* [WHAT IS NEEDED]: Your answer must be a single number: how many lines in the records include the word "Quotes".

======== RECORDS PROVIDED ========

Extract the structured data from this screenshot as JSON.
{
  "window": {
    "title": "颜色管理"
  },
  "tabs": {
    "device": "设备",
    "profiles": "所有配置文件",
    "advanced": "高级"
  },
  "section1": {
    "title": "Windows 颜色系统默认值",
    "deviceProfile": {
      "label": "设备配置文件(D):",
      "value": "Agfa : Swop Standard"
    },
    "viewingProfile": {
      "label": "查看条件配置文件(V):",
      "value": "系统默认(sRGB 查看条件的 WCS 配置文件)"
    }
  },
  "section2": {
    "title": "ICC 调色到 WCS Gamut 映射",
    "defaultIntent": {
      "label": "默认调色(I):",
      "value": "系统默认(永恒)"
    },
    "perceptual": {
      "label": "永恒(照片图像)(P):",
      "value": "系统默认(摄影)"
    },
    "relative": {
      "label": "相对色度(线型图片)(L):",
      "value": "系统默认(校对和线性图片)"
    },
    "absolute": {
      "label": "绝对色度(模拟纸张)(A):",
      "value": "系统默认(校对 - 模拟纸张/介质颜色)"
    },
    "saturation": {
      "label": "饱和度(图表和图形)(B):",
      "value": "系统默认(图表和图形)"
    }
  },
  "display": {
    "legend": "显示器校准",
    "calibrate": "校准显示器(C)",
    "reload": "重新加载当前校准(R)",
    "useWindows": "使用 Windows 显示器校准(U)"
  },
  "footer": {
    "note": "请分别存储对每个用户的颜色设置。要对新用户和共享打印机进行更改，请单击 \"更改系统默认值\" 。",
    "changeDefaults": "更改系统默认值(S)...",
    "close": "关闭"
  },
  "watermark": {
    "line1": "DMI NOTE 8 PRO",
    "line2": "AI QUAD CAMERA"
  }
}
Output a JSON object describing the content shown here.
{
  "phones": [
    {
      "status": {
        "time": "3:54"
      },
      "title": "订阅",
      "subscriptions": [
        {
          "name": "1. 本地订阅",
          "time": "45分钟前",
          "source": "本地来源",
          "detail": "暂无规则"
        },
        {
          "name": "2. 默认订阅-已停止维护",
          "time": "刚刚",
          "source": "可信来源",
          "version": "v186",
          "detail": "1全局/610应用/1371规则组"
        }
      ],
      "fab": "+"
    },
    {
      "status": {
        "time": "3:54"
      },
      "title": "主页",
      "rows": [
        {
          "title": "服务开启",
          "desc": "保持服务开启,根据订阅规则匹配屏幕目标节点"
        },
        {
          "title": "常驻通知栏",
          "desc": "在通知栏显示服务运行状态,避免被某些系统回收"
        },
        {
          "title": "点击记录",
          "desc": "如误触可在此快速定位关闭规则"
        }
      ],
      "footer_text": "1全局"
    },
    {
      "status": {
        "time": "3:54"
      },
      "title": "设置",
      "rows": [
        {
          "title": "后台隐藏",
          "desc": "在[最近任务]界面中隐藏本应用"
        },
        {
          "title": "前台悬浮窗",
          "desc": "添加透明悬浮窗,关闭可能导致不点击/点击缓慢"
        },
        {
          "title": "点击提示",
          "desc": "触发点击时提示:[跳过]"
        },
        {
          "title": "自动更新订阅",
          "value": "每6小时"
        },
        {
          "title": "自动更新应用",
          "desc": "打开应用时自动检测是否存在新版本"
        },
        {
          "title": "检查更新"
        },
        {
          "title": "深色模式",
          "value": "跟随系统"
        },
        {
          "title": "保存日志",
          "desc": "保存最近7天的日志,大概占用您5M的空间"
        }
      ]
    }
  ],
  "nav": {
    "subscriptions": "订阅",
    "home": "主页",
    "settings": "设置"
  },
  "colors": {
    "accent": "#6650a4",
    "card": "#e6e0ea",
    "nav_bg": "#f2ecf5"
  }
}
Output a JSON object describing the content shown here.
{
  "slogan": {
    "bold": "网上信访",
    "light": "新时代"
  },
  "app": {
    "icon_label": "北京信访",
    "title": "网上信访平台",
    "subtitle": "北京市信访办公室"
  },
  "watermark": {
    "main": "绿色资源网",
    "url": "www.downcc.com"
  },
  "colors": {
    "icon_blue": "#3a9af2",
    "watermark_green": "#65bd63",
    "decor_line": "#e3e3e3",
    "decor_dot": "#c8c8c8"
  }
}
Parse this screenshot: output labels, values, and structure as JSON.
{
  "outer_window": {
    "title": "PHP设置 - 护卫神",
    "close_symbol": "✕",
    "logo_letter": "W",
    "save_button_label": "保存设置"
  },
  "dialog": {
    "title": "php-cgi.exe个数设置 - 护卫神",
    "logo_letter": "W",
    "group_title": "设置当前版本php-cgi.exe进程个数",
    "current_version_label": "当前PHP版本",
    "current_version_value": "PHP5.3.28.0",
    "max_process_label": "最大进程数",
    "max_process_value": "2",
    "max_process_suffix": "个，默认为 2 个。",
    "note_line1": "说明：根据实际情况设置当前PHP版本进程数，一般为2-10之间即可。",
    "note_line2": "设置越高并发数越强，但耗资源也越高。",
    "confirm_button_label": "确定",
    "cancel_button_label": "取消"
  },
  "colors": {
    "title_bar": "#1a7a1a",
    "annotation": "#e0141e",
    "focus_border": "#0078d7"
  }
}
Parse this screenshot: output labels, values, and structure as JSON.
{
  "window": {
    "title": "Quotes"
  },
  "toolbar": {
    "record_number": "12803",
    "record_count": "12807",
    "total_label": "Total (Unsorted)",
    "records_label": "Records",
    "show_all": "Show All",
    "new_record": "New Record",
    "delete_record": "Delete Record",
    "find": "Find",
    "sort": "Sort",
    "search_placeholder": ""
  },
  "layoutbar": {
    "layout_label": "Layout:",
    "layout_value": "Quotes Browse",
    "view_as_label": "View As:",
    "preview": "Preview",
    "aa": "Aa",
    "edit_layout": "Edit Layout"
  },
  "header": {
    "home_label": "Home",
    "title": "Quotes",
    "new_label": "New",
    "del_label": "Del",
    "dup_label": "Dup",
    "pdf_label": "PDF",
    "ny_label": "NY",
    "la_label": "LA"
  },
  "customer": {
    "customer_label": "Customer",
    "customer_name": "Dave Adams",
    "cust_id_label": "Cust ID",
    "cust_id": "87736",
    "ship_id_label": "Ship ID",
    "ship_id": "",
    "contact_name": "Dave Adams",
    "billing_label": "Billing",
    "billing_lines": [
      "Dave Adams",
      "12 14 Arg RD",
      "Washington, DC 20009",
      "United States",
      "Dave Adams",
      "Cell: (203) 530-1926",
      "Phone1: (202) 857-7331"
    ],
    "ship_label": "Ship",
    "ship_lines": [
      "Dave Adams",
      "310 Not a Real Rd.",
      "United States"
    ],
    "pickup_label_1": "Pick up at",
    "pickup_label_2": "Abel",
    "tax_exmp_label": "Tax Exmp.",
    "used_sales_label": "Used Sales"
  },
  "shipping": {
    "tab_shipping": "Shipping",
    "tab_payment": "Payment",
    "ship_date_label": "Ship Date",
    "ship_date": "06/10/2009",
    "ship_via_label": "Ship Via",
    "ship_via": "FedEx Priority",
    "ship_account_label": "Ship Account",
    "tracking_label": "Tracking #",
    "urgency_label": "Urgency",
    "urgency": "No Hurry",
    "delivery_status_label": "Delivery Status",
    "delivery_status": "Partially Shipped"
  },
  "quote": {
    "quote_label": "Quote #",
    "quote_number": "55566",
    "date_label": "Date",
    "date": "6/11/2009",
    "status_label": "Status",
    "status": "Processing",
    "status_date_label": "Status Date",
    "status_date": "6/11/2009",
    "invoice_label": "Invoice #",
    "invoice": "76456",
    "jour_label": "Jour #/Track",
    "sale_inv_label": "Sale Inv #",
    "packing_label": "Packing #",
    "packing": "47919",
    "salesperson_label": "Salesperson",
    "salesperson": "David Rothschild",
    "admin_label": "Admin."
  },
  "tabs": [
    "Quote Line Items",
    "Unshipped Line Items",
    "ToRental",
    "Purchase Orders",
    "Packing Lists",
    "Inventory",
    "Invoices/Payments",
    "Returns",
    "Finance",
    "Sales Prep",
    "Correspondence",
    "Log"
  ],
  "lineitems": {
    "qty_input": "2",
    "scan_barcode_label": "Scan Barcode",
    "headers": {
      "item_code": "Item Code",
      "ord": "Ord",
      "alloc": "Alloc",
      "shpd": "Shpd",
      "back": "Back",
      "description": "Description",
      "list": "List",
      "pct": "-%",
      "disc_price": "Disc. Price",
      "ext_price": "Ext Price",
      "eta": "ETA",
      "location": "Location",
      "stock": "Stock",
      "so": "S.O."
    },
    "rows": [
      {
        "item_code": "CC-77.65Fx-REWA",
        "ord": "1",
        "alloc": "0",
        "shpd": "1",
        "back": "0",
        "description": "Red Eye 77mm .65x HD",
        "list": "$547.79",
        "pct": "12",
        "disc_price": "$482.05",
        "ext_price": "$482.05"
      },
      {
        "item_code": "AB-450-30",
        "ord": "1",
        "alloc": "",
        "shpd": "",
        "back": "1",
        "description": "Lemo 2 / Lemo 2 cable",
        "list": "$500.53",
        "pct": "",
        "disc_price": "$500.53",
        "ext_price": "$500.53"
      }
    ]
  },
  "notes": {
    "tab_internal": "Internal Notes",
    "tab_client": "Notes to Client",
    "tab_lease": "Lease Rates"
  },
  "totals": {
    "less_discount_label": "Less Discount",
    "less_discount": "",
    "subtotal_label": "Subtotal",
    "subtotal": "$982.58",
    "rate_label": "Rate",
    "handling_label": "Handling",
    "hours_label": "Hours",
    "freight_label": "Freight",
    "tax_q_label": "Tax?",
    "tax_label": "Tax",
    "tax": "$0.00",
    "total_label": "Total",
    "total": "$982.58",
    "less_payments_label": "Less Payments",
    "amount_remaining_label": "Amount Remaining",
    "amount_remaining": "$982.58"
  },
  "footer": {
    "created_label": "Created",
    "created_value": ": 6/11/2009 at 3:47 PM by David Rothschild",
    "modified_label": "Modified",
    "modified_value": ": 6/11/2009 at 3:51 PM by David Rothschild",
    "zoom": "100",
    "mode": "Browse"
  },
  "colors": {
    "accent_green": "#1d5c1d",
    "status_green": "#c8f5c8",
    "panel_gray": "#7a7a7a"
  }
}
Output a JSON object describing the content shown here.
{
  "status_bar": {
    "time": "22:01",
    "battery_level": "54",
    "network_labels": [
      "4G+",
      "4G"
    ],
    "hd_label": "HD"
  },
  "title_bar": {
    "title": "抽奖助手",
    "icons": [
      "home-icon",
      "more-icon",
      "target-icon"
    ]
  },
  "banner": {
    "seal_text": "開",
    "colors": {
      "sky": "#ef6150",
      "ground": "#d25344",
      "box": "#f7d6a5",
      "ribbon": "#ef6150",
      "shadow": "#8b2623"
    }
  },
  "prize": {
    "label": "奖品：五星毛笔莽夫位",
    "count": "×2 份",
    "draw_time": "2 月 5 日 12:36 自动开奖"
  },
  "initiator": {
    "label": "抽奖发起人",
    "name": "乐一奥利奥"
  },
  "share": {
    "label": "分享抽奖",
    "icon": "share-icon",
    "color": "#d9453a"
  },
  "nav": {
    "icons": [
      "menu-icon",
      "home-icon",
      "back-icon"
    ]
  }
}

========

* [SOLUTION FOR THIS TASK]: 3